[TASK PROMPT]
Could you retype the entries exactly as they are?

[DATA TO USE]
━━━━━━━━━━

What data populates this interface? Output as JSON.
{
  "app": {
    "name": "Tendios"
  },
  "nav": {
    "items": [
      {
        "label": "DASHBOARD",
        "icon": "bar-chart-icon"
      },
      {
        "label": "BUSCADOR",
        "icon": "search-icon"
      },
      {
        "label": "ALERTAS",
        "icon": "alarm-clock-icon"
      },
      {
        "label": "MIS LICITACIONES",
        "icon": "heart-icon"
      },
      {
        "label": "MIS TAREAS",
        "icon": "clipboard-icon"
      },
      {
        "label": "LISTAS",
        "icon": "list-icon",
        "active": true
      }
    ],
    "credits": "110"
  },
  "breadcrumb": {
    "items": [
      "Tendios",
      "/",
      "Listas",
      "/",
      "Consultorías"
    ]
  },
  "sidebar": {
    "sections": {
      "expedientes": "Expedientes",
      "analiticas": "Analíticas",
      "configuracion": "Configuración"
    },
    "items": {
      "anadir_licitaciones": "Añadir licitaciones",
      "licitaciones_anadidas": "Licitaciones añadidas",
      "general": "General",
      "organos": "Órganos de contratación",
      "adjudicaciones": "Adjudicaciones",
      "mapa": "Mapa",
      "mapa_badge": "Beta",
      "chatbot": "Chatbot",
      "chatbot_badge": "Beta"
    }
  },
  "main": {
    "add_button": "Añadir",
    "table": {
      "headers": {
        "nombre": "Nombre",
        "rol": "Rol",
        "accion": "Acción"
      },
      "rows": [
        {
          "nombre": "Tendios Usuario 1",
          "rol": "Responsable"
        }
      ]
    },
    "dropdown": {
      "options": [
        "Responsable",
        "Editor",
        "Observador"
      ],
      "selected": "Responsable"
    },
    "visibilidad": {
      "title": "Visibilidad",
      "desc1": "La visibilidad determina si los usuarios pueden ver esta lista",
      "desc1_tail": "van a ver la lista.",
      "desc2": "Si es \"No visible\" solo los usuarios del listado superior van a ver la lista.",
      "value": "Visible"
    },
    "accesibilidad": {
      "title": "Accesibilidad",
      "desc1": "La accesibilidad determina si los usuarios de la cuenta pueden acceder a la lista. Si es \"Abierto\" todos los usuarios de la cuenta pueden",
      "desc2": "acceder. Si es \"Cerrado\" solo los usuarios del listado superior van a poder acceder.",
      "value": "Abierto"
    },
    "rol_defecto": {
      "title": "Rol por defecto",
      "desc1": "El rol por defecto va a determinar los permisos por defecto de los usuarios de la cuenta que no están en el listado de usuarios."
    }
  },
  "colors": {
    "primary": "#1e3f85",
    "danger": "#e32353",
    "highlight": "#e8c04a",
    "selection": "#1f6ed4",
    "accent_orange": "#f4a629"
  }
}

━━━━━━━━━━

[ANSWER FOR THIS EXERCISE]
What data populates this interface? Output as JSON.
{
  "app": {
    "name": "Tendios"
  },
  "nav": {
    "items": [
      {
        "label": "DASHBOARD",
        "icon": "bar-chart-icon"
      },
      {
        "label": "BUSCADOR",
        "icon": "search-icon"
      },
      {
        "label": "ALERTAS",
        "icon": "alarm-clock-icon"
      },
      {
        "label": "MIS LICITACIONES",
        "icon": "heart-icon"
      },
      {
        "label": "MIS TAREAS",
        "icon": "clipboard-icon"
      },
      {
        "label": "LISTAS",
        "icon": "list-icon",
        "active": true
      }
    ],
    "credits": "110"
  },
  "breadcrumb": {
    "items": [
      "Tendios",
      "/",
      "Listas",
      "/",
      "Consultorías"
    ]
  },
  "sidebar": {
    "sections": {
      "expedientes": "Expedientes",
      "analiticas": "Analíticas",
      "configuracion": "Configuración"
    },
    "items": {
      "anadir_licitaciones": "Añadir licitaciones",
      "licitaciones_anadidas": "Licitaciones añadidas",
      "general": "General",
      "organos": "Órganos de contratación",
      "adjudicaciones": "Adjudicaciones",
      "mapa": "Mapa",
      "mapa_badge": "Beta",
      "chatbot": "Chatbot",
      "chatbot_badge": "Beta"
    }
  },
  "main": {
    "add_button": "Añadir",
    "table": {
      "headers": {
        "nombre": "Nombre",
        "rol": "Rol",
        "accion": "Acción"
      },
      "rows": [
        {
          "nombre": "Tendios Usuario 1",
          "rol": "Responsable"
        }
      ]
    },
    "dropdown": {
      "options": [
        "Responsable",
        "Editor",
        "Observador"
      ],
      "selected": "Responsable"
    },
    "visibilidad": {
      "title": "Visibilidad",
      "desc1": "La visibilidad determina si los usuarios pueden ver esta lista",
      "desc1_tail": "van a ver la lista.",
      "desc2": "Si es \"No visible\" solo los usuarios del listado superior van a ver la lista.",
      "value": "Visible"
    },
    "accesibilidad": {
      "title": "Accesibilidad",
      "desc1": "La accesibilidad determina si los usuarios de la cuenta pueden acceder a la lista. Si es \"Abierto\" todos los usuarios de la cuenta pueden",
      "desc2": "acceder. Si es \"Cerrado\" solo los usuarios del listado superior van a poder acceder.",
      "value": "Abierto"
    },
    "rol_defecto": {
      "title": "Rol por defecto",
      "desc1": "El rol por defecto va a determinar los permisos por defecto de los usuarios de la cuenta que no están en el listado de usuarios."
    }
  },
  "colors": {
    "primary": "#1e3f85",
    "danger": "#e32353",
    "highlight": "#e8c04a",
    "selection": "#1f6ed4",
    "accent_orange": "#f4a629"
  }
}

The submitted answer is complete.